Well, there's one to tell the grandchildren, although one wonders what would happen in the event of a tie. A kind of passion penalty shoot-out, perhaps, in which individual fans take turns to emit ever-increasing howls of anguish?

Also promising to "test your passion" is the so-called Sharp Fan Lab, a "Europe-wide study of football fans" launched as part of the build-up to next summer's European Championship.

Like the rugby study, this project will carry out biometric tests on fans during tournament matches, as well as analysing crucial data like which nation has bought the most replica shirts.

Its website promises to answer questions like "Are the Germans more confident than the Italians?", "Are the English more optimistic than the French?" And "What exactly is the typical Montenegrin fan like?"

You know, the sort of stuff you lie awake worrying about. Why am I being so miserable about this supposedly harmless fun?

Firstly, because I am always uncomfortable with invitations to make sweeping generalisations about people from other regions. The greatest gift of international sport is its power to unify different cultures and emphasise our similarities, not use cod-science to draw more divides.

Secondly, because measuring such arbitrary notions as "passion" interferes with the purity of sport. The only result that matters in sport is displayed on the scoreboard, not the clipboard.

Muddying the waters with issues like crowd passion plays into the hands of those poor deluded souls who telephone sports radio shows to argue: "They may have beaten us, but we sang louder."

Which brings me to my third objection to this nonsense: fans should know their place.

Our job is to fill the coffers and create some atmosphere. That's it. In recent years, however, buoyed by the pandering of a content-hungry media and the polite lies of managers and players about the "twelfth man", fans have demanded an ever greater share of the limelight.

"Never mind the players" we cry, like attention-starved toddlers, "look at us instead. See our waves, hear our vuvuzelas, respond to our knee-jerk demands."

Fans submit to the cold probing hands of these quacks in white coats because it feeds their vanity and self-aggrandisement. It makes them feel wanted and important, rather than the walking cash cow they really are.

Frankly, I preferred being treated like cattle. At least it was honest.

What's the good word, again?

The furious post-match row between Arsenal’s Emmanuel Frimpong and Manchester City’s Samir Nasri last week will have divided the football family.

Traditionalists will be disgusted at yet another display of the rampant aggression which casts a shadow over the beautiful game, particularly when players who have moved from the Gunners to City are involved. Remember Emmanuel Adebayor’s pitch-long sprint and slide goading of his former fans?

Tribalists, on the other hand, probably savoured the scrap. Let’s face it, Carling Cup matches can be stodgy fare, so you take whatever added spice is offered.

Their only disappointment will be the failure of television cameras to follow the action into the tunnel, where it was alleged punches were thrown – although club officials insisted there was only the violent posturing known as “handbags”.
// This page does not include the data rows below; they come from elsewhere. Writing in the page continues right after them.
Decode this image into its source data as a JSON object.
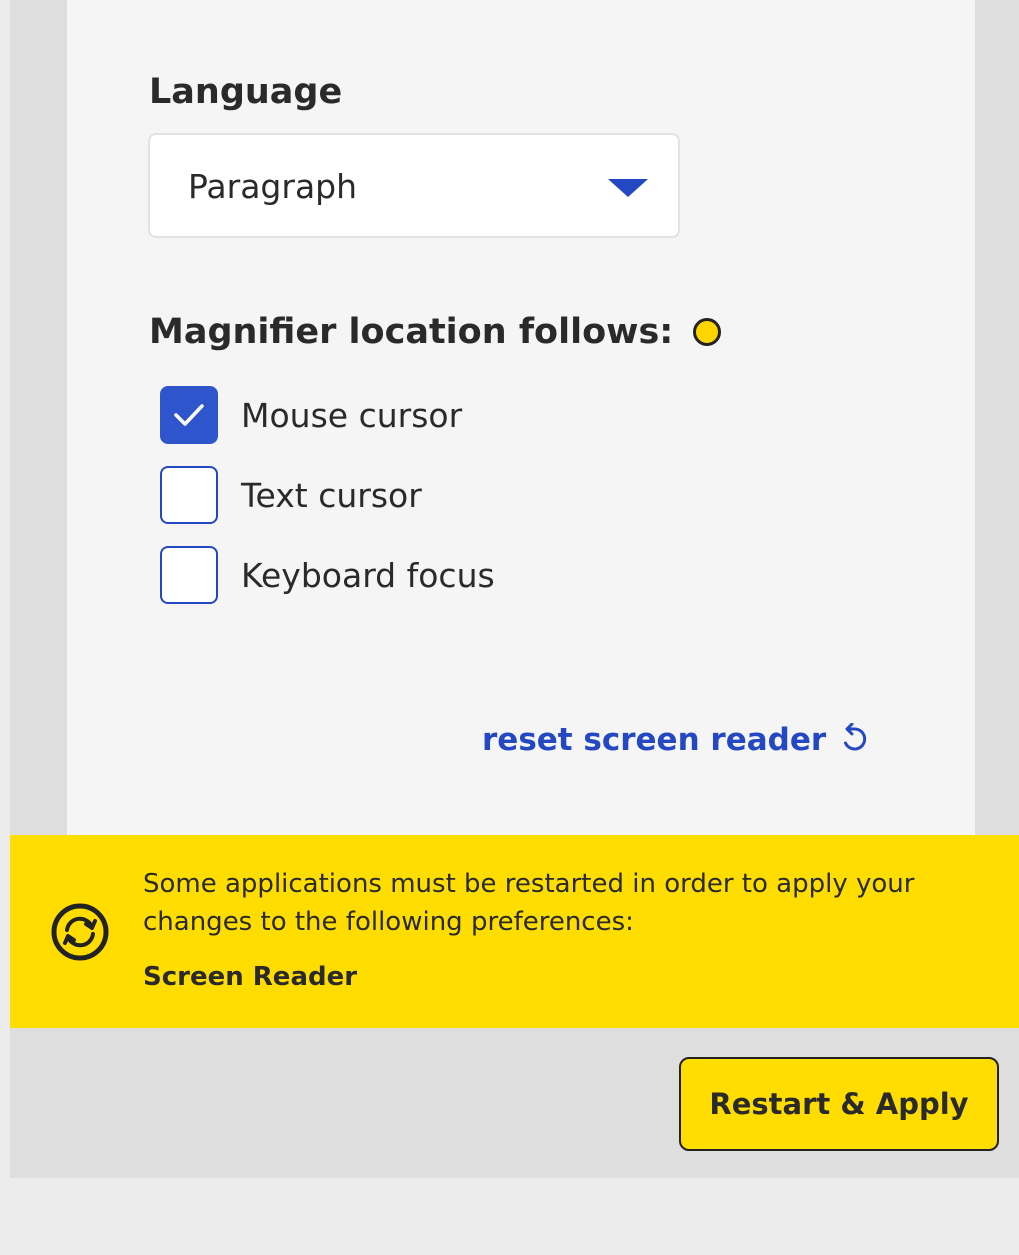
{
  "language": {
    "title": "Language",
    "selected": "Paragraph"
  },
  "magnifier": {
    "title": "Magnifier location follows:",
    "options": [
      {
        "label": "Mouse cursor",
        "checked": true
      },
      {
        "label": "Text cursor",
        "checked": false
      },
      {
        "label": "Keyboard focus",
        "checked": false
      }
    ]
  },
  "reset": {
    "label": "reset screen reader",
    "icon": "undo-icon"
  },
  "banner": {
    "icon": "sync-icon",
    "message": "Some applications must be restarted in order to apply your changes to the following preferences:",
    "preference": "Screen Reader"
  },
  "actions": {
    "restart_apply": "Restart & Apply"
  },
  "colors": {
    "accent_blue": "#2447c2",
    "banner_yellow": "#ffdd00",
    "panel_bg": "#f5f5f5",
    "outer_bg": "#dedede"
  }
}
Both groups, however, will have been united by at least one common reaction: “What the dickens is Dench?”

The mystery word was emblazoned across Frimpong’s vest in the sort of bold capital font usually reserved for advertising golf sales.
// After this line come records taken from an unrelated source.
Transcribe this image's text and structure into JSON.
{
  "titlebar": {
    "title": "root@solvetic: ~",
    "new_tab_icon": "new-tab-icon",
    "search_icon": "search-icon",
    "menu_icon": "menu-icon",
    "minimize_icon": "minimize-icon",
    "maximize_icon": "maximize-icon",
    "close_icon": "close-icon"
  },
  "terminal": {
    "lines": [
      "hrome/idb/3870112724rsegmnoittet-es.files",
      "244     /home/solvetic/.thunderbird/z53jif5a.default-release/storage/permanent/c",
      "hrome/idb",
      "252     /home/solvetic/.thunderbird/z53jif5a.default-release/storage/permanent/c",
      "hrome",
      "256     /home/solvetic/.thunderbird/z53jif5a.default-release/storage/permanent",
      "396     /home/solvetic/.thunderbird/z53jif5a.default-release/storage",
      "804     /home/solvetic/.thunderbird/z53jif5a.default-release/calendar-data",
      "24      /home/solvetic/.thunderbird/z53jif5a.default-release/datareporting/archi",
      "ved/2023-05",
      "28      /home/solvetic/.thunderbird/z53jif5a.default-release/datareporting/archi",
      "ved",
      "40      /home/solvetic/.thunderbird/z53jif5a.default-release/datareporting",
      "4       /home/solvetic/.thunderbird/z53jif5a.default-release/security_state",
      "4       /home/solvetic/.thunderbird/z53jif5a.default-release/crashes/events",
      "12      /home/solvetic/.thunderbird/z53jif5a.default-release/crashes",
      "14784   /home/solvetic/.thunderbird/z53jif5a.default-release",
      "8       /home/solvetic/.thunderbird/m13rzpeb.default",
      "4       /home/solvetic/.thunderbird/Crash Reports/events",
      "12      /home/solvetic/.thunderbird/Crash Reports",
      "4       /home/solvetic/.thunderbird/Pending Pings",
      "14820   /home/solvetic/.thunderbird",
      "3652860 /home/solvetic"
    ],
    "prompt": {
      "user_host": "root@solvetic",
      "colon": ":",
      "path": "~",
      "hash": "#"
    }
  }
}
I initially assumed it was a tribute to Dame Judi Dench, the esteemed actress. But it wasn’t.

So was it a typing error? Knowing how thirsty he gets after a match, and not wishing to expend valuable energy asking for a drink, perhaps it was meant to say “Drench”?
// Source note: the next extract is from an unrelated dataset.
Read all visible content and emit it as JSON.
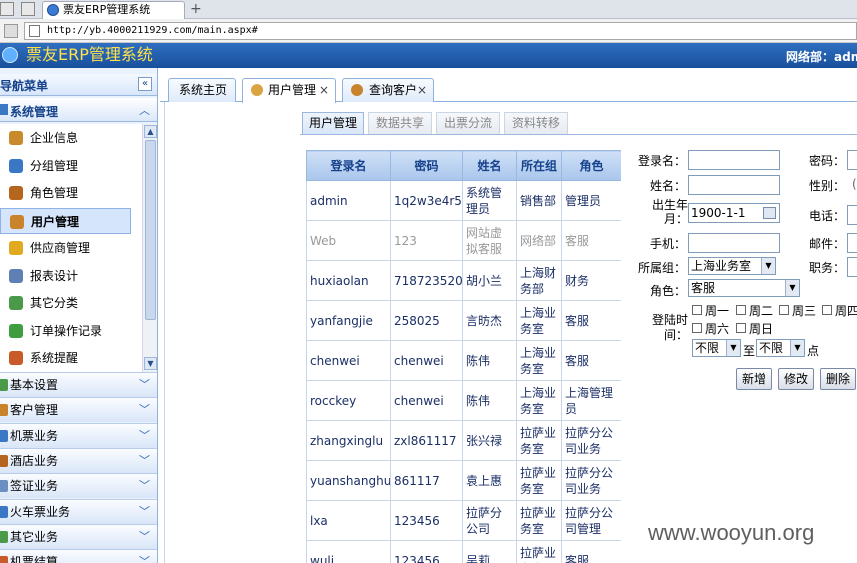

Or was it supposed to say “Bench”? Certainly, you would not put it past the good folk at Nike to develop a substitute’s singlet, ergonomically designed to maximise the body’s performance while it sits around waiting to play. That might have explained why the bench warming Nasri was so peeved.

But no. It turns out that Dench is a clothing range launched by Frimpong in partnership with the rapper, Lethal Bizzle. Which makes you wonder if the fight was genuine or simply a ruse to attract the cameras and enjoy a free plug for his business.

In which case, you might say that Dench manufactures both clothing and handbags.